INPUT MATERIAL:
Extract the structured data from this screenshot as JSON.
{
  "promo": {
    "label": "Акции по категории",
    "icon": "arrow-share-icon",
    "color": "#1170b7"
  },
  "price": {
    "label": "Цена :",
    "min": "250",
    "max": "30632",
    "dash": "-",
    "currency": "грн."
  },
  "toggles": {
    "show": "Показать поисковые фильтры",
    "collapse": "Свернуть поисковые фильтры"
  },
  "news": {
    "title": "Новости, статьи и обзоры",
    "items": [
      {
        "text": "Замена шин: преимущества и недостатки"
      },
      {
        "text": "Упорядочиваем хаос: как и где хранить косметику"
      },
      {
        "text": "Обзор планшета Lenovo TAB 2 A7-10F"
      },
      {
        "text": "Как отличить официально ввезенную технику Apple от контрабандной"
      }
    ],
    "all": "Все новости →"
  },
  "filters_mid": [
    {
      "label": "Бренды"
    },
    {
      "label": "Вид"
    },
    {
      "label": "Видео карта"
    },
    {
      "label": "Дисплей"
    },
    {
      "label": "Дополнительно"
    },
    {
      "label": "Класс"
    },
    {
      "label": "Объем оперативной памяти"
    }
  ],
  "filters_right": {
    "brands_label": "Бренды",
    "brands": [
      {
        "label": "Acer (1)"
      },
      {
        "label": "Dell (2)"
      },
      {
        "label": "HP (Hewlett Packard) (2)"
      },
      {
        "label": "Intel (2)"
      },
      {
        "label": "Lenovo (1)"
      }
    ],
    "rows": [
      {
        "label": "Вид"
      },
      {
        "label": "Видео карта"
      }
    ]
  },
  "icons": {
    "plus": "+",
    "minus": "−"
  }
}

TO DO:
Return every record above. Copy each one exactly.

EXPECTED OUTPUT:
Extract the structured data from this screenshot as JSON.
{
  "promo": {
    "label": "Акции по категории",
    "icon": "arrow-share-icon",
    "color": "#1170b7"
  },
  "price": {
    "label": "Цена :",
    "min": "250",
    "max": "30632",
    "dash": "-",
    "currency": "грн."
  },
  "toggles": {
    "show": "Показать поисковые фильтры",
    "collapse": "Свернуть поисковые фильтры"
  },
  "news": {
    "title": "Новости, статьи и обзоры",
    "items": [
      {
        "text": "Замена шин: преимущества и недостатки"
      },
      {
        "text": "Упорядочиваем хаос: как и где хранить косметику"
      },
      {
        "text": "Обзор планшета Lenovo TAB 2 A7-10F"
      },
      {
        "text": "Как отличить официально ввезенную технику Apple от контрабандной"
      }
    ],
    "all": "Все новости →"
  },
  "filters_mid": [
    {
      "label": "Бренды"
    },
    {
      "label": "Вид"
    },
    {
      "label": "Видео карта"
    },
    {
      "label": "Дисплей"
    },
    {
      "label": "Дополнительно"
    },
    {
      "label": "Класс"
    },
    {
      "label": "Объем оперативной памяти"
    }
  ],
  "filters_right": {
    "brands_label": "Бренды",
    "brands": [
      {
        "label": "Acer (1)"
      },
      {
        "label": "Dell (2)"
      },
      {
        "label": "HP (Hewlett Packard) (2)"
      },
      {
        "label": "Intel (2)"
      },
      {
        "label": "Lenovo (1)"
      }
    ],
    "rows": [
      {
        "label": "Вид"
      },
      {
        "label": "Видео карта"
      }
    ]
  },
  "icons": {
    "plus": "+",
    "minus": "−"
  }
}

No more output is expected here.